Some walked across deserts and mountains to get here. One arrived after escaping in a suitcase. And others won't say how they got here. These are "the new kids" new to America and all the routines and rituals of an American high school, from lonely first days to prom. They attend Brooklyn's International High School at Prospect Heights, where all the students are recent immigrants learning English. Together, they come from more than forty-five countries and speak more than twenty-eight languages. An inspiring work of narrative journalism, "The New Kids "chronicles a year in the lives of teenage newcomers who are at once ordinary and extraordinary in their paths to the American Dream. Hauser's unforgettable portraits include Jessica, kicked out of her father's home just days after arriving from China; Ngawang, who spent twenty-four hours folded up in a suitcase to escape Tibet; Mohamed, a diamond miner's son from Sierra Leone whose past is shrouded in mystery; and Chit Su, a Burmese refugee who is the only person to speak her language in the entire school. The students deal with enormous obstacles: traumas and wars in their native countries that haunt them, and pressures from their cultures to marry or to drop out and go to work. They aren't just jostling for their places in the high school pecking order--they are carving out new lives for themselves in America.
About the Author

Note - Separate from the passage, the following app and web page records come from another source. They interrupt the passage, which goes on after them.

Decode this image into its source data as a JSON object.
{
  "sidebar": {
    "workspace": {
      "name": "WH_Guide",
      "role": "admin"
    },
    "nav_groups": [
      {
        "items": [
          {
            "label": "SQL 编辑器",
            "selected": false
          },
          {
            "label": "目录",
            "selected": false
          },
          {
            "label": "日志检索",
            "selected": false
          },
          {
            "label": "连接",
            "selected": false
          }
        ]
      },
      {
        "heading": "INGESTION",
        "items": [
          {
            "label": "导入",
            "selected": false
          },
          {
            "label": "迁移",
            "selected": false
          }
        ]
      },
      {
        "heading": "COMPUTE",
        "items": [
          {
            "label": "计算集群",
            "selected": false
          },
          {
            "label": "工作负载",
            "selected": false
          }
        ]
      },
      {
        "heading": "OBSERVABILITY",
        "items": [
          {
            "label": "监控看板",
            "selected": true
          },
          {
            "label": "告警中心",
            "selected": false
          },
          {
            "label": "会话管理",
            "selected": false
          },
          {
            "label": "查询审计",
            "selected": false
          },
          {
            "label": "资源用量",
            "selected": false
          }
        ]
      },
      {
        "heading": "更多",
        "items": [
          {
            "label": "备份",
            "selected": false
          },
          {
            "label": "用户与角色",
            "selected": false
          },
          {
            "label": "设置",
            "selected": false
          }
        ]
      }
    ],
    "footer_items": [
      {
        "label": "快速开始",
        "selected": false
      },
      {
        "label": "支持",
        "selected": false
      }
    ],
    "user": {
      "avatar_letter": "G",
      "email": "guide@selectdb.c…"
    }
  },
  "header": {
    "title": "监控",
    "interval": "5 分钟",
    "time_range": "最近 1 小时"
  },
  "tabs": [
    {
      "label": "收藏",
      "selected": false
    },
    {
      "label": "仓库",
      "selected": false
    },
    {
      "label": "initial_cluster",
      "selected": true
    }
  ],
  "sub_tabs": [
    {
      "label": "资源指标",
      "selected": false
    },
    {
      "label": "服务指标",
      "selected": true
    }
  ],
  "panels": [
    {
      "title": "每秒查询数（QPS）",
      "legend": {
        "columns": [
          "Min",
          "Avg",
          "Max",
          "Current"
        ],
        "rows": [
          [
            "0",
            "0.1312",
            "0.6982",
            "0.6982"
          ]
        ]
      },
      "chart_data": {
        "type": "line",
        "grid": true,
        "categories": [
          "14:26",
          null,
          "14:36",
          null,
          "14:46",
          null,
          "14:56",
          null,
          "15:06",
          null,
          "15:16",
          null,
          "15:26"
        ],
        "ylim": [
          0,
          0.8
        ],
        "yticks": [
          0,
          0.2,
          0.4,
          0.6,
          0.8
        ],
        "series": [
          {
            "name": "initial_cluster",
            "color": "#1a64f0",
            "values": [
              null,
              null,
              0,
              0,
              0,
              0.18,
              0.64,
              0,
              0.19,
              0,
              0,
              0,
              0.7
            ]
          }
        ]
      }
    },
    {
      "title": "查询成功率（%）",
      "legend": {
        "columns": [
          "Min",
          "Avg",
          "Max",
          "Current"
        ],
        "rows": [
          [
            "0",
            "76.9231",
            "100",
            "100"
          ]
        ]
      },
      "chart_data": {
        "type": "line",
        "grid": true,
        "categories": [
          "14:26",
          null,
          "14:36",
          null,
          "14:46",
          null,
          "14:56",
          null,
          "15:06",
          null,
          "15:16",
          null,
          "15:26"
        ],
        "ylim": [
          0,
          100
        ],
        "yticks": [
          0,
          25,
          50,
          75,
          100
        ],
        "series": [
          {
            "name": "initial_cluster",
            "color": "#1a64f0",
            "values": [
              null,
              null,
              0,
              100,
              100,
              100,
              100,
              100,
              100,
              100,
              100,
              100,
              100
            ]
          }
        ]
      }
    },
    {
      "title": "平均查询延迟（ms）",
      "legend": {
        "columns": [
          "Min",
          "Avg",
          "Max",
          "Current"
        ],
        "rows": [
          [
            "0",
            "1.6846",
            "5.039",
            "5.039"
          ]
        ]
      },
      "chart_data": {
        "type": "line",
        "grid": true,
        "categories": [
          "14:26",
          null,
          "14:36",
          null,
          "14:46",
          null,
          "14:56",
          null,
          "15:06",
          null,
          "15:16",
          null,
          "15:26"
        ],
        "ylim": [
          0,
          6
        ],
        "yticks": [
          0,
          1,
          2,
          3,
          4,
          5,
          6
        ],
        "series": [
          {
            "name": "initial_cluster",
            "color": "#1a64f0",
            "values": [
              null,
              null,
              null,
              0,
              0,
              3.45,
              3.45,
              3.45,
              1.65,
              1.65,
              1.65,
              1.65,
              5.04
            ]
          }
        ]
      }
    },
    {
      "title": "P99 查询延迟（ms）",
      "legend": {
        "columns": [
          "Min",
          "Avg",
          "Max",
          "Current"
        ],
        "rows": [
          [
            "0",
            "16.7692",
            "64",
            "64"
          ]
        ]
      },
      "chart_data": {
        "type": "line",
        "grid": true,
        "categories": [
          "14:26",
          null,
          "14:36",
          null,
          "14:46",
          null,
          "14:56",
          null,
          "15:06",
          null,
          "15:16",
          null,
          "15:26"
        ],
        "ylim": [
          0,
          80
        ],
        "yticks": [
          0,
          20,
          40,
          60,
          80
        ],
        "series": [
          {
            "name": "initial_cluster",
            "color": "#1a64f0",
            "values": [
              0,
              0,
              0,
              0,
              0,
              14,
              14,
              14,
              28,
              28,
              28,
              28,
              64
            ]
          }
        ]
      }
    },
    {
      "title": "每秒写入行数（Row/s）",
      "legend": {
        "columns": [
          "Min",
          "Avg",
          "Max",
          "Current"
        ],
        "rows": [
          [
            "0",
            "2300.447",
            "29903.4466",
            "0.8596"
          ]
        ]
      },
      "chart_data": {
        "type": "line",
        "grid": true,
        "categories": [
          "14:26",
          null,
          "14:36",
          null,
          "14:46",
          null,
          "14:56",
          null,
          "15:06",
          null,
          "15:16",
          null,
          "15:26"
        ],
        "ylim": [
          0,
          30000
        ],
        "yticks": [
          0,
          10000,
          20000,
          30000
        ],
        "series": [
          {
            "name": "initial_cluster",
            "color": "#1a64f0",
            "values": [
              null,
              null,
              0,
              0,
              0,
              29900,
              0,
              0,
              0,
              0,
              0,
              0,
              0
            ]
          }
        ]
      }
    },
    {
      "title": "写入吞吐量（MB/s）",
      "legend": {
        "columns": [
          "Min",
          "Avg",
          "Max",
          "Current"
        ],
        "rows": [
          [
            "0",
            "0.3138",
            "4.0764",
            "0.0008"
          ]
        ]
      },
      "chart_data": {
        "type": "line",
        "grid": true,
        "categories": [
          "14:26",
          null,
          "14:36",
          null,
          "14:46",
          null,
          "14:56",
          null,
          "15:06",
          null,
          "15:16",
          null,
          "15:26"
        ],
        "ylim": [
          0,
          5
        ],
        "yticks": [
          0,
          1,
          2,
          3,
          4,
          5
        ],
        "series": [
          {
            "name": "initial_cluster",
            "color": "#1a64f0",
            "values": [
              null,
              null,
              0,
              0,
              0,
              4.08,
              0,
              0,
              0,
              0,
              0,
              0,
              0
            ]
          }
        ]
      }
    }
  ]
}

Brooke Hauser has written for "The New York Times," "Los Angeles Times," and "Allure," among other publications. She lives in western Massachusetts.